Otto Zitko’s art ingrains itself onto the mind of each and every viewer. Because in Zitko’s works, seemingly chaotic lines dart across the surface and merge, twist, knot together and tangle to form images. These images contain the same qualities that Jean-Luc Godard looks for in a good film: a beginning, a middle and an end – but not necessarily in that order.

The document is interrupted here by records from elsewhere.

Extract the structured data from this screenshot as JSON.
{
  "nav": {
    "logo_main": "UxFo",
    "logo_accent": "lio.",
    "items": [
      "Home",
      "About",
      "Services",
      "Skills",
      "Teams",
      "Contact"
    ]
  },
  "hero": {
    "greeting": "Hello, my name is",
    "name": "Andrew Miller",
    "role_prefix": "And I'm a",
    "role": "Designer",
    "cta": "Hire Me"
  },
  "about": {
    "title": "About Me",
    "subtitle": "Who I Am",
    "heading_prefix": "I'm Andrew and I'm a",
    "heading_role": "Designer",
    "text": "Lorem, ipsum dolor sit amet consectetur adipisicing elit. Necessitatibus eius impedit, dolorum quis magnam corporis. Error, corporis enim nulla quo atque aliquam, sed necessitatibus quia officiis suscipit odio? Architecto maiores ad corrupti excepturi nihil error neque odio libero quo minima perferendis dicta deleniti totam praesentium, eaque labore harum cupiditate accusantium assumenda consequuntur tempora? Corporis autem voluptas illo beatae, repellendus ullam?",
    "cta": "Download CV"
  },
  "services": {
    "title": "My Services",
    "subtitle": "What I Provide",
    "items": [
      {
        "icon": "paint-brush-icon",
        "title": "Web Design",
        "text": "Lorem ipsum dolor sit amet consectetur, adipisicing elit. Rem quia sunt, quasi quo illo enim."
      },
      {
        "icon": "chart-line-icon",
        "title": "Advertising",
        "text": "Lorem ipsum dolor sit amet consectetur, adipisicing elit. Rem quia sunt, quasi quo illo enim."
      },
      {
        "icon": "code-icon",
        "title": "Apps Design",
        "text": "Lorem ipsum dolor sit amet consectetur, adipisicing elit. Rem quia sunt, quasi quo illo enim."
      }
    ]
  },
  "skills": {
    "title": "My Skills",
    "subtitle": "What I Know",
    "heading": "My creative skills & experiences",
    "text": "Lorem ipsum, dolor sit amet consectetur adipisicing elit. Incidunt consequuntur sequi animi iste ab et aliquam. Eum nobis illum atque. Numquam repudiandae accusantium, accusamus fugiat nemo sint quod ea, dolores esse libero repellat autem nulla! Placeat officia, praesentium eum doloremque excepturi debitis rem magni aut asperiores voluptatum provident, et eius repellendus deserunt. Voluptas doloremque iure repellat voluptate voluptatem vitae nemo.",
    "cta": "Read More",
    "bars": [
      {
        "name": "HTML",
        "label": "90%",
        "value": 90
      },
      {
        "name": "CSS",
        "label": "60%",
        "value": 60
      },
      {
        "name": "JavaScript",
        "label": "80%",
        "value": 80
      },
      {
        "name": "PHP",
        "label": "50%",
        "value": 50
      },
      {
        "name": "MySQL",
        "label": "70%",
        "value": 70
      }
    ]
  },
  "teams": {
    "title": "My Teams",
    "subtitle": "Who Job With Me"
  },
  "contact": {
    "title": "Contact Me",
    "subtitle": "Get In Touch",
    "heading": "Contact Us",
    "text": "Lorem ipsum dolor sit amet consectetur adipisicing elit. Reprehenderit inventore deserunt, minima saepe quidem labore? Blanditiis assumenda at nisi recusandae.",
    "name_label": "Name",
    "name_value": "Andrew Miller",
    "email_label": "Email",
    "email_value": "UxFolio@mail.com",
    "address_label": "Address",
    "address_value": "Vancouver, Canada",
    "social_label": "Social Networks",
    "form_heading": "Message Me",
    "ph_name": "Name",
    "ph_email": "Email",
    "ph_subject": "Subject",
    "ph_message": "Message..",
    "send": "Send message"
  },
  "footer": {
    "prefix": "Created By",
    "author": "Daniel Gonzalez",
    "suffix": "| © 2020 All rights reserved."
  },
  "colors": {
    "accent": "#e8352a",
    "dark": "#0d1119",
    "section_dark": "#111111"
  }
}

In the preface to his book Otto Zitko – Me, Myself and I, Tom Trevor (the former head of Arnolfini in Bristol, where Otto Zitko created a wall paining spanning three floors in 2010, similar to his highly acclaimed installation at Hamburger Bahnhof for the exhibition Die Kunst ist super!, curated by Udo Kittelmann in 2009) tells the story of a little boy who had been told to practise his handwriting in an exercise book, but his hand slipped every time he put pen to paper: he got lost in lines and deviations and was obviously more interested in going beyond the limits of the paper than trying to create beautifully formed letters. “Of course it would be quite wrong simply to characterise Otto Zitko’s practice as the unfettered outpourings of a primitive, childlike urge”, explains Tom Trevor. “Long after mastering the written word at school, as a teenager Zitko learned to draw by copying photographs of works by Dürer, Rembrandt, and Tintoretto, amongst others, as well as by making studies from nature. Later still, he began expanding his drawing practice, step by step, from small works on paper to large-scale panels, only eventually graduating to the cavernous, immersive space of architectural interiors.”

His most recent elaborate wall painting formed an integral part of Manifesta 10, which was curated by Kasper König in St Petersburg: wild, red lines sprawled across two rooms, coming together to create a single installation. In an interview with the art magazine art, Kasper König explained that, against the backdrop of politically difficult times, he didn’t want to present “Disneyland art” or works that appealed to the “taste of the oligarchs”. When asked what his aim was, he replied: “Abstraction, for example, is a very important phenomenon to me. It originated in Russia, but no longer exists there, of all places. This is why I work with artists like Otto Zitko who reflect on this heritage.”

In his second solo exhibition at Krobath Berlin, Otto Zitko presents new large-format works: black and silver-coloured lines drawn with oil paint and lacquer on honeycomb boards. “They don’t represent the installation per se”, the art historian Jan Avgikos wrote about Zitko’s works, “Instead, they distil the polarities of experience that characterise Zitko’s installations.” A condensation of sorts. Of space onto a surface.

Peter Krobath
(English translation: Mandana Taban)